Been there for about three seasons now, so then I joined the I joined the the Air Force in 2018. We've been in for a few years now in the Provost branch and again, similar to Sarah's, massive thanks to them for allowing me to be on on the elite athlete scheme and really commit to this time of my life where you can play rugby because it's not going to last forever. My body is already telling me it's definitely not going to last forever.
Yeah, just really excited and have that comfort of knowing that I've got a career to fall back on. That's the amazing thing that the Air Force that has given me and to better still stay in touch with branch.
Flying Officer Sarah Bonar is a RAF Police Officer. The RAF awarded her Elite Athlete Status in 2021.
Sarah’s journey in sports began with the team Great Britain and under 23’s Rowing teams. However, she found herself struggling to enjoy it and was advised to try Rugby instead.
Sarah’s passion for sports was reignited and she soon met fellow Rugby player and RAF aviator Amy Cokayne. She debuted for Scotland in 2016, holding 30 caps and playing alongside Amy with the Harlequins Women’s team.
In terms of going through my Officer Training, the skills I have acquired are hugely transferable to international matches. For example, against Ireland, I recognised that the stresses I was put under to help with decision making come out during that game. At no point did I allow any negative thoughts, if somebody knocked on, I was thinking what can we do now? I was always looking for the bigger picture. It has helped me grow as an athlete.
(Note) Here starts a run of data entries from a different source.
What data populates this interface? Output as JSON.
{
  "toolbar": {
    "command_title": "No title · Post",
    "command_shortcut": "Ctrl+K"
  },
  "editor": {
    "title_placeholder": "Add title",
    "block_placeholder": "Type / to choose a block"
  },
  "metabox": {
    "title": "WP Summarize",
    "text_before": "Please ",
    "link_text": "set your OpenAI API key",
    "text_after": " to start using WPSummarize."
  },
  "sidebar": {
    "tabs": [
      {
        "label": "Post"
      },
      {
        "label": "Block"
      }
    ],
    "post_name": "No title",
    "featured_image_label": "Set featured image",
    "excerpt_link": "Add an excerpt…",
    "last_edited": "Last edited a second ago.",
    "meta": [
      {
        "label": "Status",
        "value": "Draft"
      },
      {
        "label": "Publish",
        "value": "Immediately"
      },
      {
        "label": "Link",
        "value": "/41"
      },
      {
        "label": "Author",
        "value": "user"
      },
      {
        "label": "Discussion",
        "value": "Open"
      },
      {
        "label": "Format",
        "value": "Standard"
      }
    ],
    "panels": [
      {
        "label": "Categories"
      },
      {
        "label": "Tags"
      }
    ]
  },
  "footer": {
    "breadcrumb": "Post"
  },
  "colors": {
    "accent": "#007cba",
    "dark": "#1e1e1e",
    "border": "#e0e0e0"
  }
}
Flying Officer Carys Williams-Morris is a RAF Training Officer. She joined the Elite Athlete Scheme in July 2022, allowing her to train full-time with the Wales Rugby team ahead of the Women’s World Cup.
Carys joined her local Rugby club in the footsteps of her siblings, aged eight. She continued growing ever more talented and upon joining the RAF in 2019 represented at inter-service competition.
Carys previously played for England, but since swapped the red rose for the three feathers of Wales, in honour of her Welsh heritage. She now holds seven caps in total and plays for Loughborough Lightning.
The support from the RAF is amazing and I just want to go out there now and do well, to get through to the quarterfinals and see how it goes.
There are lots of cross overs, when things get tough teamwork is a vital part of Service life and I can transfer that.
People ask me why I joined up, and I am proud to tell them of the amazing backing I receive, so sport has given me the opportunity to tell that side of things. The sporting aspect of Service life is something that really interests people. I am playing at this standard with the full support of the RAF, you would not get that anywhere else.